We have said it many times: the best thing to educate is to set an example. Now, a recent study comes to give the reason to this maxim of education, it has just shown that the goodness "it is contagious", that is, seeing other people doing good makes others be inspired and be generous too.
"Peer pressure it does not have to be always bad"This is expressed by Jamil Zaki, an assistant professor of psychology at Stanford University and one of the authors of a body of research that has demonstrated a wider class of positive compliance." In an article published in Scientific American, this psychologist He tells how his companions and he have found out "that people not only imitate the particularities of positive actions, but the spirit that underlies them".

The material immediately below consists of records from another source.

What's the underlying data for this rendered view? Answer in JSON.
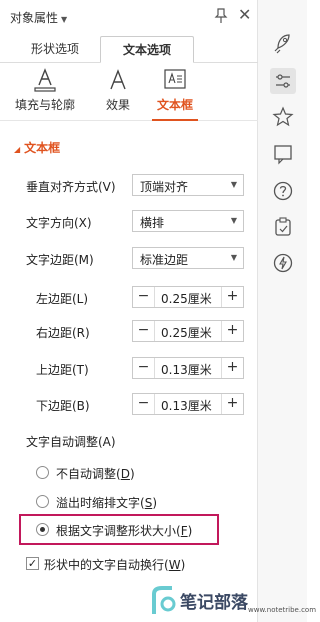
{
  "header": {
    "title": "对象属性",
    "close_glyph": "✕"
  },
  "tabs": [
    {
      "label": "形状选项",
      "active": false
    },
    {
      "label": "文本选项",
      "active": true
    }
  ],
  "subtabs": [
    {
      "label": "填充与轮廓",
      "icon": "text-fill-outline-icon",
      "active": false
    },
    {
      "label": "效果",
      "icon": "text-effect-icon",
      "active": false
    },
    {
      "label": "文本框",
      "icon": "textbox-icon",
      "active": true
    }
  ],
  "section": {
    "title": "文本框"
  },
  "form": {
    "valign": {
      "label": "垂直对齐方式(V)",
      "value": "顶端对齐"
    },
    "direction": {
      "label": "文字方向(X)",
      "value": "横排"
    },
    "margins": {
      "label": "文字边距(M)",
      "value": "标准边距"
    },
    "left": {
      "label": "左边距(L)",
      "value": "0.25厘米"
    },
    "right": {
      "label": "右边距(R)",
      "value": "0.25厘米"
    },
    "top": {
      "label": "上边距(T)",
      "value": "0.13厘米"
    },
    "bottom": {
      "label": "下边距(B)",
      "value": "0.13厘米"
    },
    "autofit_label": "文字自动调整(A)",
    "autofit_options": [
      {
        "text": "不自动调整(",
        "key": "D",
        "close": ")",
        "selected": false
      },
      {
        "text": "溢出时缩排文字(",
        "key": "S",
        "close": ")",
        "selected": false
      },
      {
        "text": "根据文字调整形状大小(",
        "key": "F",
        "close": ")",
        "selected": true
      }
    ],
    "wrap": {
      "text": "形状中的文字自动换行(",
      "key": "W",
      "close": ")",
      "checked": true
    }
  },
  "stepper": {
    "minus": "−",
    "plus": "+"
  },
  "rail_icons": [
    "rocket-icon",
    "property-sliders-icon",
    "star-pin-icon",
    "comment-icon",
    "help-icon",
    "clipboard-icon",
    "lightning-icon"
  ],
  "watermark": {
    "text": "笔记部落",
    "url": "www.notetribe.com"
  },
  "colors": {
    "accent": "#e0531f",
    "highlight": "#c2185b"
  }
}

For these researchers, the results of their studies indicate that the goodness "It is contagious" and not only that, but this contagion could "have a cascade effect on all people, adopting new forms along the way". That is, they have not discovered that seeing a person donate money to a charity is going to cause another to do the same, but it can lead to the observer having a kind behavior other than adapted to your personality. "Our work suggests that the goodness of an individual can inspire others to extend positivity in other ways," sums up the professor.
In their investigation, the psychologists of the prestigious American university observed without a doubt this contagion of kindness, but what led to it? "We still do not fully understand the psychological forces that control the contagion of kindness", admits Zaki in his article.

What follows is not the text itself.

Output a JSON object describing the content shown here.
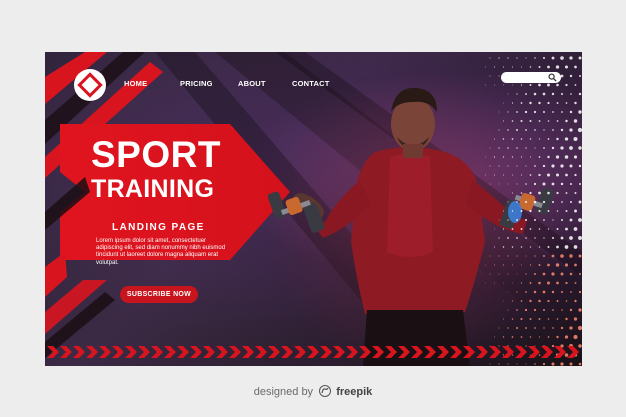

To try to explain it, he alludes to the possibility that people value the affinity with other people. "For example, we have found that when people learn that their own opinions match those of a group they use regions of the brain associated with the reward experience," he says, adding that this brain activity "corresponds to the subsequent efforts to align with the brain. a group"; that is, "when people learn that others act kindly they can come to appreciate more the goodness of themselves".

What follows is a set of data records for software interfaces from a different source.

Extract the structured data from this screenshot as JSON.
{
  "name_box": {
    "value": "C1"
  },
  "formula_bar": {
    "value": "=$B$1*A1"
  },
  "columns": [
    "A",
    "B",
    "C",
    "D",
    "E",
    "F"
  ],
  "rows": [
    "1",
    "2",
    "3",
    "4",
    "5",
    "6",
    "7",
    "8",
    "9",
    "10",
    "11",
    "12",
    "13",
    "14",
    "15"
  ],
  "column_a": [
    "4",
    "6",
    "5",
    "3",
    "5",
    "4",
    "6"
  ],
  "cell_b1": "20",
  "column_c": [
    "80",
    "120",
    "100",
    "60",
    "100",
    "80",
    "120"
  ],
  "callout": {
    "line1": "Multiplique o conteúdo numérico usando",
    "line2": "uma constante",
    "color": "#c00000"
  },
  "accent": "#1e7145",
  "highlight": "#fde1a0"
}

Conformity, strength for good?
It is possible that many think that, just as goodness is spread, evil can do it. The same principal author of the study mentions it, since lately one can observe in the United States a resentment that reflects that there are people following the example of others. "The growing and bitter gap between left and right in US politics shows how volatile this polarization can be," says the researcher.
Now, there is margin. In his opinion, the work done at his university "suggests that compliance can lead not only to animosity, but also to the commitment, tolerance and affection"But, how?" The battle between positive conformity and denial probably depends on what cultural norms people most often observe, he explains.
This means, according to this expert, that people who live surrounded by "grandiloquence and antagonism" tend towards "hostile and exclusionary" behaviors. On the opposite side, whoever perceives empathy from others "will strive to be empathetic, even with different people."
"By emphasizing the ways of empathy-positive, we can be able to exert power over social influence in order to fight apathy and conflict in new ways, "the researcher argues .In fact, he insists on a maxim: it is at that moment, when it comes to repairing ideological divisions and cultivate kindness, when "we need all the strategies we can find." And we have them.